March 18, July 18, November 17
Chapter 39: On the Measure of Food
We think it sufficient for the daily dinner,
whether at the sixth or the ninth hour,
that every table have two cooked dishes
on account of individual infirmities,
so that he who for some reason cannot eat of the one
may make his meal of the other
Therefore let two cooked dishes suffice for all the brethren;
and if any fruit or fresh vegetables are available,
let a third dish be added.
Let a good pound weight of bread suffice for the day,
whether there be only one meal or both dinner and supper.
If they are to have supper,
the cellarer shall reserve a third of that pound,
to be given them at supper.
But if it happens that the work was heavier,
it shall lie within the Abbot's discretion and power,
should it be expedient,
to add something to the fare.
Above all things, however,
over-indulgence must be avoided
and a monk must never be overtaken by indigestion;
for there is nothing so opposed to the Christian character
according to Our Lord's words,
"See to it that your hearts be not burdened
with over-indulgence" (Luke 21:34).
shall not receive the same amount of food as their elders,
and frugality shall be observed in all circumstances.
Except the sick who are very weak,
let all abstain entirely
from eating the flesh of four-footed animals.
If you are the only Oblate in the family, do NOT try to introduce
your non-Benedictine children or spouse to the full rigors of this
chapter. Don't go there... Very bad idea!
However, there are all kinds of creative ways that you
can "monasticize" your diet while leaving the family happy!
If you work outside the home, or most of your family is at work or
school and you stay home, look at your lunch, or whatever meal you
eat on your own. That's the place to make changes. You can change the
amount you eat, maybe even make the time a bit later. Most
workplaces, struggling to cover all the slots at lunch hour, might be
glad if you wanted to eat lunch when the others had finished. Check
If you pack and carry your own lunch, you can often find a GREAT
monastic discipline in making it plain and less often varied. Try
peanut butter and jelly for a while. Great source of protein and
antioxidants. Try taking just fruit. Three of the nurses I've worked
with- and none of the for monastic reasons- ate the same lunch every
single day. Two of them used to always eat saltines and peanut
butter, the other ALWAYS ate one can of sardines with crackers.
Always. Nobody died, but the lounge used to smell awful after Rosa
dined on her sardines in that small room! Rosa's sardine idea might
not be fine daily for you, but what about once a week, on Fridays,
say. One can of sardines and some fat-free saltines. Lunch for under
a dollar. Great source of fish oil, omega-3 and all that. Also, these
days, about the only fish one can afford is canned. Sigh... Docs
recommend three servings a week for cardiac health. That might be a
lunch idea you can live with!

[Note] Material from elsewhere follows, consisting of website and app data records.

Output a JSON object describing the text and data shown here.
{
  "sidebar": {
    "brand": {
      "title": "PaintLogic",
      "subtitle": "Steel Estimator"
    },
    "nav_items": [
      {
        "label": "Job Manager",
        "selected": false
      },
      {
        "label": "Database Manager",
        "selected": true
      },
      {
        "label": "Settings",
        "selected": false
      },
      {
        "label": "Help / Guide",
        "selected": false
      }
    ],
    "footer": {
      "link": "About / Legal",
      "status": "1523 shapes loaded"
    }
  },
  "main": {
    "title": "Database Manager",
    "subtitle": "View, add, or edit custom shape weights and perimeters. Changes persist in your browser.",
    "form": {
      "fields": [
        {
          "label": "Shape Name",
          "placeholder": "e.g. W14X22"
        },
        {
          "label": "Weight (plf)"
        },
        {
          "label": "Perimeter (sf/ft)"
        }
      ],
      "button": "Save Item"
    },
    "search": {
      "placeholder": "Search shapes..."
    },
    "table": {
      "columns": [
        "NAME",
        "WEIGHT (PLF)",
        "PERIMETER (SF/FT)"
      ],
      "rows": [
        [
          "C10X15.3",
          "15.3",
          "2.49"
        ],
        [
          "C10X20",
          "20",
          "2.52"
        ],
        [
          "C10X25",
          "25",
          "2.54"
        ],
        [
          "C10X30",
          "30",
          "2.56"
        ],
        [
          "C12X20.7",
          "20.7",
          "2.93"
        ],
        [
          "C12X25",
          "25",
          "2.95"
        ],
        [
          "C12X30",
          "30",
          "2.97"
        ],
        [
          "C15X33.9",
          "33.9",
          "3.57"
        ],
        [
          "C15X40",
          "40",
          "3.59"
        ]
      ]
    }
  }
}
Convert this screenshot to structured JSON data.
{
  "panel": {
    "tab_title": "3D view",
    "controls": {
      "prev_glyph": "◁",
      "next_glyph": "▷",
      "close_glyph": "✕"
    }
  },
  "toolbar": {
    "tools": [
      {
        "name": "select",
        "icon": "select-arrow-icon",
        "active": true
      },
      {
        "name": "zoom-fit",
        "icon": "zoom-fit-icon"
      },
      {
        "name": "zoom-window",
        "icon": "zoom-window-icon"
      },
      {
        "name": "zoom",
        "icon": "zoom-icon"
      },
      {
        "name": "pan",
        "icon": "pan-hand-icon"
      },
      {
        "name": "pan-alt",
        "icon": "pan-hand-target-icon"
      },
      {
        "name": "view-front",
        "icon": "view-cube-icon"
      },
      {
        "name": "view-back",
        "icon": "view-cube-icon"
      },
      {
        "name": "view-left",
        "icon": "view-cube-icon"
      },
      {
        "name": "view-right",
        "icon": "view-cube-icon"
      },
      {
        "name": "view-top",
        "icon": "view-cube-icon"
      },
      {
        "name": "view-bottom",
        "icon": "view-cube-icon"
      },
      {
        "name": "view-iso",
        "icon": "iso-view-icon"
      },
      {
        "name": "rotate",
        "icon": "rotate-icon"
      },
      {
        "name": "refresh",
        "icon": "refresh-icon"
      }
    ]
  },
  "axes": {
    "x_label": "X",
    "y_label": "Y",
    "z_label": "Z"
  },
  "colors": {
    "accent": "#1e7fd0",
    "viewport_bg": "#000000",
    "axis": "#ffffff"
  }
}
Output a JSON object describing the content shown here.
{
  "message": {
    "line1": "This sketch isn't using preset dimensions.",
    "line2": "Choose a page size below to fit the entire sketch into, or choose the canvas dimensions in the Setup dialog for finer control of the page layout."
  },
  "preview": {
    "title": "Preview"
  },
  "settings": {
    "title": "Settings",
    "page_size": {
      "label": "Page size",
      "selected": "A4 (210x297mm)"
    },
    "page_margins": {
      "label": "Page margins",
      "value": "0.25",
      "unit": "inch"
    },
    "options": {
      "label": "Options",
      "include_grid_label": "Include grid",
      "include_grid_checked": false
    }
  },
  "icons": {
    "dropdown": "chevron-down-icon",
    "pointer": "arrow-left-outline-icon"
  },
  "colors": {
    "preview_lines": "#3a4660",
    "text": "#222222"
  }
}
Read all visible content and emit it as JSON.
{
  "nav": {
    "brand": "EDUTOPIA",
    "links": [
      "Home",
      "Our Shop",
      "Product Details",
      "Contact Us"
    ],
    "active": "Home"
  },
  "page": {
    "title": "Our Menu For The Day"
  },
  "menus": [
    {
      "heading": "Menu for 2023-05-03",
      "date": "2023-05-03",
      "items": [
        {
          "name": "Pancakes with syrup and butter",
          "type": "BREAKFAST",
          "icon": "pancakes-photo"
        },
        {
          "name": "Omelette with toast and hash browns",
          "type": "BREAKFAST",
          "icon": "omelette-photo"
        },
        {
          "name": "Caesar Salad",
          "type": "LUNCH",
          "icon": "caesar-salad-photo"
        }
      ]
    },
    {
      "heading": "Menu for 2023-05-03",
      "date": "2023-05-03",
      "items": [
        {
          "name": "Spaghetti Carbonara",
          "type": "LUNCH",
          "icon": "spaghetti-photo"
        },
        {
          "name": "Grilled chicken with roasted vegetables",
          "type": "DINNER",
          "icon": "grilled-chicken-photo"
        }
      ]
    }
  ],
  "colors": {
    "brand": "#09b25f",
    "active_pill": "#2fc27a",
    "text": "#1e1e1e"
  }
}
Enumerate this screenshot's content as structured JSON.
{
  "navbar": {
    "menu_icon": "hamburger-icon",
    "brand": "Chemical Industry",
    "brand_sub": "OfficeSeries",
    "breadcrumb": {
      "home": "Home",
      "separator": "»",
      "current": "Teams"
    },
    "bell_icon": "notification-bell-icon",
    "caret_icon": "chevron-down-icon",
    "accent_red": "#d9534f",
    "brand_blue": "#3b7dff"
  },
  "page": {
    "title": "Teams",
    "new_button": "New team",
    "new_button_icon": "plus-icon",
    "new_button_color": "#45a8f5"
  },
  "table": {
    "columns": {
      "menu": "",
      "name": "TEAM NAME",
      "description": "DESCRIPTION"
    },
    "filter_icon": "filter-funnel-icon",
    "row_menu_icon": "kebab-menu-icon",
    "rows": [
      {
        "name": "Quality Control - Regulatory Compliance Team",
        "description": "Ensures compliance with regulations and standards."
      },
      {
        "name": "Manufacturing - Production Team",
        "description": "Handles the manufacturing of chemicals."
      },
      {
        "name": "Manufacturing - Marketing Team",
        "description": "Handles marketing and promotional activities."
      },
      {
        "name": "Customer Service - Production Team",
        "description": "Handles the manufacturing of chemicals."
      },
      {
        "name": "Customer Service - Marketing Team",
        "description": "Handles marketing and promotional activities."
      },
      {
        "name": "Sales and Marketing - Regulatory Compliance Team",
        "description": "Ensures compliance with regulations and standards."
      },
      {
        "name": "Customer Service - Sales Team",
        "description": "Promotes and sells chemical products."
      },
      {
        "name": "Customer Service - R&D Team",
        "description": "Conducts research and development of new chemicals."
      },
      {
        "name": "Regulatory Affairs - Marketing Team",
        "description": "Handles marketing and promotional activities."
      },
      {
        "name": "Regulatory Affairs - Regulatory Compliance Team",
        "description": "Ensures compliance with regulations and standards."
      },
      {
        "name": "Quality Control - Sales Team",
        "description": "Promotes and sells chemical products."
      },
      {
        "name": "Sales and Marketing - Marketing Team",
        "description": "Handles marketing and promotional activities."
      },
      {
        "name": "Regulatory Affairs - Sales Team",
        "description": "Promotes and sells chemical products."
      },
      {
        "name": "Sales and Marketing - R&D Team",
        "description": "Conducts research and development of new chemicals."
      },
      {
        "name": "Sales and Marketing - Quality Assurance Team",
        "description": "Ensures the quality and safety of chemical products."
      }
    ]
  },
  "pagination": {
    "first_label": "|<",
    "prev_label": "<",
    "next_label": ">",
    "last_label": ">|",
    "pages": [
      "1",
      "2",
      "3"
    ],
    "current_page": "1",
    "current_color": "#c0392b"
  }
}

What ever you do (and peanut butter and jelly, alas, is not a high
scorer in this field,) try to make changes in your own diet with an
eye to health and the ecology. If you are careful not to make a big
deal of it and to serve really good-tasting food, you can even employ
these principles to some degree with your family, if you are the
cook! Lots of meat-stretching dishes over noodles or rice will never
be thought of as penitential. Some really good beans as a side dish
are great fiber, great protein, possibly fat-free and CHEAP! Red
beans (or black beans,) over rice are traditionally ethnic and
Try to add healthy elements that will go unnoticed, too. A Franciscan
hermit who made a retreat here turned me onto a great idea: soy
powder. She used it for milk shakes, which never quite caught on with
me. The taste was not great (to me, at least,) and I HATE to clean a
blender every day. On the other hand, there is about 24 grams of
protein in 1/3 cup of that stuff, about 33% of your daily
requirement. Dump a half cup into a bread pudding and it will never
be noticed. Surely there are other things you can find to sneak it
into as well!
I'll just use bread pudding as an example, but you can have a lot of
fun experimenting with other stuff, too. When I make bread pudding, I
substitute orange juice for some of the milk.
Less fat, more vitamin C, and the soy powder more than makes up for
the bit of protein lost. Tons of fat-free things that don't taste fat-
free at all can be made with apple sauce. Trust me, I HATE things
that taste fat-free, so if I like them, your kids will never know.
Always remember, the best penances are those we do not choose. For
many of us, that could be as simple as following one's doctor's
orders on diet carefully. So many things are diet-related and those
habits are so hard to break. Let you doctor be your abbess in this
respect and you will not only get healthier in body, but in spirit as
Love and prayers,